*Excerpted data*
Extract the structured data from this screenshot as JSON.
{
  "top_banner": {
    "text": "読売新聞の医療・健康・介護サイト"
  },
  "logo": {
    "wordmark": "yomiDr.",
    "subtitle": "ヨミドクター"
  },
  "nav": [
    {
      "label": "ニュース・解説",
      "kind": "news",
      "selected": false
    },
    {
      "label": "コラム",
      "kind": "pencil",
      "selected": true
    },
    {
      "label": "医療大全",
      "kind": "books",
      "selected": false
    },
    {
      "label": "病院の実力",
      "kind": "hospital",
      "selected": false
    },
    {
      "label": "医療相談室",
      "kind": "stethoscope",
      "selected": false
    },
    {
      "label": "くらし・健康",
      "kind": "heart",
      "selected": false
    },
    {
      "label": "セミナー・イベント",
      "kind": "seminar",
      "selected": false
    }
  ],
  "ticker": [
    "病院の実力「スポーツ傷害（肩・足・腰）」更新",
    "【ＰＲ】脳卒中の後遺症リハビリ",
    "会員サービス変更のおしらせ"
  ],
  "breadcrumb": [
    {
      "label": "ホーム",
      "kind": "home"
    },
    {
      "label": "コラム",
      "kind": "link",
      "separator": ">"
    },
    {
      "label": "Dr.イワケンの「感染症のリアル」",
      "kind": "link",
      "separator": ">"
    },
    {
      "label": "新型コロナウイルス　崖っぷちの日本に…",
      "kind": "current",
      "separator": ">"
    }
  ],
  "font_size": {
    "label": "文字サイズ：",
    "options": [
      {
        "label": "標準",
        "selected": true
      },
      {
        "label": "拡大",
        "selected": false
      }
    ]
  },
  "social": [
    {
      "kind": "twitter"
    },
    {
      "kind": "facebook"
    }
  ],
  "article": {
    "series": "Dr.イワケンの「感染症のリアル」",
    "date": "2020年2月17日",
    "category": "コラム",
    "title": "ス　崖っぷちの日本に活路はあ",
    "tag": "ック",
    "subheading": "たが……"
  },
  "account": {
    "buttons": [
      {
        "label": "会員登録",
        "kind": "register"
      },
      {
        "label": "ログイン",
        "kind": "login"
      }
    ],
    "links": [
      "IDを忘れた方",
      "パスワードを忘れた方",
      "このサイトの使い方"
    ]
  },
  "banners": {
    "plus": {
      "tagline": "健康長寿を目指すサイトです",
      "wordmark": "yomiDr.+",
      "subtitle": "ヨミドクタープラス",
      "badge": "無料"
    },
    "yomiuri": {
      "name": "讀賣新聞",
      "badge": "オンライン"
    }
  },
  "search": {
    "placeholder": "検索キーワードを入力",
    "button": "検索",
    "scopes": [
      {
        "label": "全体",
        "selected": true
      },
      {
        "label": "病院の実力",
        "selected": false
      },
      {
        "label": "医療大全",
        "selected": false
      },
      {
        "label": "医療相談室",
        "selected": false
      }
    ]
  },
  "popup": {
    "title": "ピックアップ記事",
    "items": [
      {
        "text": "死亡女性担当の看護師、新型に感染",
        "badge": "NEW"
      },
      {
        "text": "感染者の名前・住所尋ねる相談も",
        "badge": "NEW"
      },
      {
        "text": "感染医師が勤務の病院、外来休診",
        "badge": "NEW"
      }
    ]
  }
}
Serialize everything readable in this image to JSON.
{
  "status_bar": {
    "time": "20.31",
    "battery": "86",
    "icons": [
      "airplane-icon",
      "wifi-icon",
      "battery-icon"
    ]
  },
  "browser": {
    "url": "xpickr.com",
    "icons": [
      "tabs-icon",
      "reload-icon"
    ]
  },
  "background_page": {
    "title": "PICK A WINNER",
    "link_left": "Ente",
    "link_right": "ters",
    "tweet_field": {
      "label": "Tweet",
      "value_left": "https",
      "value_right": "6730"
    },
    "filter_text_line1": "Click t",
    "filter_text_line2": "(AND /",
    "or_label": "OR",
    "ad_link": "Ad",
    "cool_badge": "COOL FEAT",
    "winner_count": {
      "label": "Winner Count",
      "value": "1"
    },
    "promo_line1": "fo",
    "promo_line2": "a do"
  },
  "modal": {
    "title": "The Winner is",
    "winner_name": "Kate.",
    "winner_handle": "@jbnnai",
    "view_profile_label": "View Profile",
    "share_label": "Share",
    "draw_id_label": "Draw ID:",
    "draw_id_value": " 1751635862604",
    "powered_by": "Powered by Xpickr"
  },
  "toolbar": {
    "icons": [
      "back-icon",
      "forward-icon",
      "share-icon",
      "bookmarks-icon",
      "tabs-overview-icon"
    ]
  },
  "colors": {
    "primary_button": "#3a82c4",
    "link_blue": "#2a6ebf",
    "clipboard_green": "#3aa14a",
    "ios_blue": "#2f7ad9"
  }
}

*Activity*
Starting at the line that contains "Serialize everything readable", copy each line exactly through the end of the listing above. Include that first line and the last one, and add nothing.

*Your response*
Serialize everything readable in this image to JSON.
{
  "status_bar": {
    "time": "20.31",
    "battery": "86",
    "icons": [
      "airplane-icon",
      "wifi-icon",
      "battery-icon"
    ]
  },
  "browser": {
    "url": "xpickr.com",
    "icons": [
      "tabs-icon",
      "reload-icon"
    ]
  },
  "background_page": {
    "title": "PICK A WINNER",
    "link_left": "Ente",
    "link_right": "ters",
    "tweet_field": {
      "label": "Tweet",
      "value_left": "https",
      "value_right": "6730"
    },
    "filter_text_line1": "Click t",
    "filter_text_line2": "(AND /",
    "or_label": "OR",
    "ad_link": "Ad",
    "cool_badge": "COOL FEAT",
    "winner_count": {
      "label": "Winner Count",
      "value": "1"
    },
    "promo_line1": "fo",
    "promo_line2": "a do"
  },
  "modal": {
    "title": "The Winner is",
    "winner_name": "Kate.",
    "winner_handle": "@jbnnai",
    "view_profile_label": "View Profile",
    "share_label": "Share",
    "draw_id_label": "Draw ID:",
    "draw_id_value": " 1751635862604",
    "powered_by": "Powered by Xpickr"
  },
  "toolbar": {
    "icons": [
      "back-icon",
      "forward-icon",
      "share-icon",
      "bookmarks-icon",
      "tabs-overview-icon"
    ]
  },
  "colors": {
    "primary_button": "#3a82c4",
    "link_blue": "#2a6ebf",
    "clipboard_green": "#3aa14a",
    "ios_blue": "#2f7ad9"
  }
}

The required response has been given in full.